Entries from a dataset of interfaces
★ ★ ★ ★

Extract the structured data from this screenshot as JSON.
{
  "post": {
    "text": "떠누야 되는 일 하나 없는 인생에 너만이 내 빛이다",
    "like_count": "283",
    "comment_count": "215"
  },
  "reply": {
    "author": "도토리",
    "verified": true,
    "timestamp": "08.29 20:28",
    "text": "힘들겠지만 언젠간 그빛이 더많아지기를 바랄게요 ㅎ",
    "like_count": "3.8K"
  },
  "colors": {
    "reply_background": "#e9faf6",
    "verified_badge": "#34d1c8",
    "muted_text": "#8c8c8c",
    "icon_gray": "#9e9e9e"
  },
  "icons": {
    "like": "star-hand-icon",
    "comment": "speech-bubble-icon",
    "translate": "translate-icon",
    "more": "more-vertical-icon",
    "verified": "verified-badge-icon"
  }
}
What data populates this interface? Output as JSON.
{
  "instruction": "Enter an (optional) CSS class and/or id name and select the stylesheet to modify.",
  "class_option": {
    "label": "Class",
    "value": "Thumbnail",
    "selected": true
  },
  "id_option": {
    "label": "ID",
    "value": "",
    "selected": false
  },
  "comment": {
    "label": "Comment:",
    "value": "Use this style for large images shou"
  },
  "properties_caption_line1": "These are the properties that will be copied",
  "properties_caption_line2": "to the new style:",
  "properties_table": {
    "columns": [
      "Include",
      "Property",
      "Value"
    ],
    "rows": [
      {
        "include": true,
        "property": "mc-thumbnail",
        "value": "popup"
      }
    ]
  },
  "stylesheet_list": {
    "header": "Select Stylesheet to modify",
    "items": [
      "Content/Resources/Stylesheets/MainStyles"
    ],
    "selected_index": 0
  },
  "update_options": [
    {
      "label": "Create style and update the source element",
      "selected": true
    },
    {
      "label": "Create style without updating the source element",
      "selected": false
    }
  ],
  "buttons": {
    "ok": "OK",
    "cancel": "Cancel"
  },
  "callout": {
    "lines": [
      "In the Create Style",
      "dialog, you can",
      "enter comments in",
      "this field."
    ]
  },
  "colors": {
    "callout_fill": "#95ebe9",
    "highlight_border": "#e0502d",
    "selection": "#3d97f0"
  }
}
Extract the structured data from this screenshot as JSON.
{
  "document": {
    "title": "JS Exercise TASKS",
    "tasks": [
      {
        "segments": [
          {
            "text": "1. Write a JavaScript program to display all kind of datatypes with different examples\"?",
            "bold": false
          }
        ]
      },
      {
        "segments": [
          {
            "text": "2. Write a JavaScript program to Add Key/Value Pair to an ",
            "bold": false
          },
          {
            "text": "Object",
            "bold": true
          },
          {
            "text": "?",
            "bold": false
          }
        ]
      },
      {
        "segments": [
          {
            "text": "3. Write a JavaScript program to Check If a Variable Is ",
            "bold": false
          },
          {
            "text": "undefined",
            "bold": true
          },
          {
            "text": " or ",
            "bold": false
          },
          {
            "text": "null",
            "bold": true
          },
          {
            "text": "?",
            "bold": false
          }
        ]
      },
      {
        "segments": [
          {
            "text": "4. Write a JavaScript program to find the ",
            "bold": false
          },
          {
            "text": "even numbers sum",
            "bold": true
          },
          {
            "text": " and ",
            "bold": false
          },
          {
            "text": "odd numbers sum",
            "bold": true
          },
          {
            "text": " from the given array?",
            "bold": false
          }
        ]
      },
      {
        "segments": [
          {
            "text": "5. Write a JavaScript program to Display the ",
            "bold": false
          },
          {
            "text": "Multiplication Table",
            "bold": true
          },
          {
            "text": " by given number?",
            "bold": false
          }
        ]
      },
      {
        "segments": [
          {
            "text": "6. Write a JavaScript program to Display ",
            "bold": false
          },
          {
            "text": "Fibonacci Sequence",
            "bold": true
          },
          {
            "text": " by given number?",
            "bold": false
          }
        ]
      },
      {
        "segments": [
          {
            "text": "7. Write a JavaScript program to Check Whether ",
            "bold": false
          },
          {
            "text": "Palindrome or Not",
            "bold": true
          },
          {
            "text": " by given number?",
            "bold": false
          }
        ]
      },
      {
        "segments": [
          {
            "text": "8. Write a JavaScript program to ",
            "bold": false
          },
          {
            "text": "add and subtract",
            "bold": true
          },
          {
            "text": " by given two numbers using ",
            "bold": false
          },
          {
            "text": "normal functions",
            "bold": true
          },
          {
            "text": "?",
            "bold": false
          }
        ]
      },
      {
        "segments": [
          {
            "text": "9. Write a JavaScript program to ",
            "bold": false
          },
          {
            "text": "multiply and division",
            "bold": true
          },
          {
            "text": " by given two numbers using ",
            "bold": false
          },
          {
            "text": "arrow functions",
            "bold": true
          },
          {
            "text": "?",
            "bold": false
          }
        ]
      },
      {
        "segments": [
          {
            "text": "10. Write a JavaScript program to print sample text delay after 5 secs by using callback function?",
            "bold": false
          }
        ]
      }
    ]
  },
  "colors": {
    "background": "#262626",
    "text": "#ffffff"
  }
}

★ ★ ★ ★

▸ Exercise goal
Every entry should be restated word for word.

▸ Answer for the task
Extract the structured data from this screenshot as JSON.
{
  "post": {
    "text": "떠누야 되는 일 하나 없는 인생에 너만이 내 빛이다",
    "like_count": "283",
    "comment_count": "215"
  },
  "reply": {
    "author": "도토리",
    "verified": true,
    "timestamp": "08.29 20:28",
    "text": "힘들겠지만 언젠간 그빛이 더많아지기를 바랄게요 ㅎ",
    "like_count": "3.8K"
  },
  "colors": {
    "reply_background": "#e9faf6",
    "verified_badge": "#34d1c8",
    "muted_text": "#8c8c8c",
    "icon_gray": "#9e9e9e"
  },
  "icons": {
    "like": "star-hand-icon",
    "comment": "speech-bubble-icon",
    "translate": "translate-icon",
    "more": "more-vertical-icon",
    "verified": "verified-badge-icon"
  }
}
What data populates this interface? Output as JSON.
{
  "instruction": "Enter an (optional) CSS class and/or id name and select the stylesheet to modify.",
  "class_option": {
    "label": "Class",
    "value": "Thumbnail",
    "selected": true
  },
  "id_option": {
    "label": "ID",
    "value": "",
    "selected": false
  },
  "comment": {
    "label": "Comment:",
    "value": "Use this style for large images shou"
  },
  "properties_caption_line1": "These are the properties that will be copied",
  "properties_caption_line2": "to the new style:",
  "properties_table": {
    "columns": [
      "Include",
      "Property",
      "Value"
    ],
    "rows": [
      {
        "include": true,
        "property": "mc-thumbnail",
        "value": "popup"
      }
    ]
  },
  "stylesheet_list": {
    "header": "Select Stylesheet to modify",
    "items": [
      "Content/Resources/Stylesheets/MainStyles"
    ],
    "selected_index": 0
  },
  "update_options": [
    {
      "label": "Create style and update the source element",
      "selected": true
    },
    {
      "label": "Create style without updating the source element",
      "selected": false
    }
  ],
  "buttons": {
    "ok": "OK",
    "cancel": "Cancel"
  },
  "callout": {
    "lines": [
      "In the Create Style",
      "dialog, you can",
      "enter comments in",
      "this field."
    ]
  },
  "colors": {
    "callout_fill": "#95ebe9",
    "highlight_border": "#e0502d",
    "selection": "#3d97f0"
  }
}
Extract the structured data from this screenshot as JSON.
{
  "document": {
    "title": "JS Exercise TASKS",
    "tasks": [
      {
        "segments": [
          {
            "text": "1. Write a JavaScript program to display all kind of datatypes with different examples\"?",
            "bold": false
          }
        ]
      },
      {
        "segments": [
          {
            "text": "2. Write a JavaScript program to Add Key/Value Pair to an ",
            "bold": false
          },
          {
            "text": "Object",
            "bold": true
          },
          {
            "text": "?",
            "bold": false
          }
        ]
      },
      {
        "segments": [
          {
            "text": "3. Write a JavaScript program to Check If a Variable Is ",
            "bold": false
          },
          {
            "text": "undefined",
            "bold": true
          },
          {
            "text": " or ",
            "bold": false
          },
          {
            "text": "null",
            "bold": true
          },
          {
            "text": "?",
            "bold": false
          }
        ]
      },
      {
        "segments": [
          {
            "text": "4. Write a JavaScript program to find the ",
            "bold": false
          },
          {
            "text": "even numbers sum",
            "bold": true
          },
          {
            "text": " and ",
            "bold": false
          },
          {
            "text": "odd numbers sum",
            "bold": true
          },
          {
            "text": " from the given array?",
            "bold": false
          }
        ]
      },
      {
        "segments": [
          {
            "text": "5. Write a JavaScript program to Display the ",
            "bold": false
          },
          {
            "text": "Multiplication Table",
            "bold": true
          },
          {
            "text": " by given number?",
            "bold": false
          }
        ]
      },
      {
        "segments": [
          {
            "text": "6. Write a JavaScript program to Display ",
            "bold": false
          },
          {
            "text": "Fibonacci Sequence",
            "bold": true
          },
          {
            "text": " by given number?",
            "bold": false
          }
        ]
      },
      {
        "segments": [
          {
            "text": "7. Write a JavaScript program to Check Whether ",
            "bold": false
          },
          {
            "text": "Palindrome or Not",
            "bold": true
          },
          {
            "text": " by given number?",
            "bold": false
          }
        ]
      },
      {
        "segments": [
          {
            "text": "8. Write a JavaScript program to ",
            "bold": false
          },
          {
            "text": "add and subtract",
            "bold": true
          },
          {
            "text": " by given two numbers using ",
            "bold": false
          },
          {
            "text": "normal functions",
            "bold": true
          },
          {
            "text": "?",
            "bold": false
          }
        ]
      },
      {
        "segments": [
          {
            "text": "9. Write a JavaScript program to ",
            "bold": false
          },
          {
            "text": "multiply and division",
            "bold": true
          },
          {
            "text": " by given two numbers using ",
            "bold": false
          },
          {
            "text": "arrow functions",
            "bold": true
          },
          {
            "text": "?",
            "bold": false
          }
        ]
      },
      {
        "segments": [
          {
            "text": "10. Write a JavaScript program to print sample text delay after 5 secs by using callback function?",
            "bold": false
          }
        ]
      }
    ]
  },
  "colors": {
    "background": "#262626",
    "text": "#ffffff"
  }
}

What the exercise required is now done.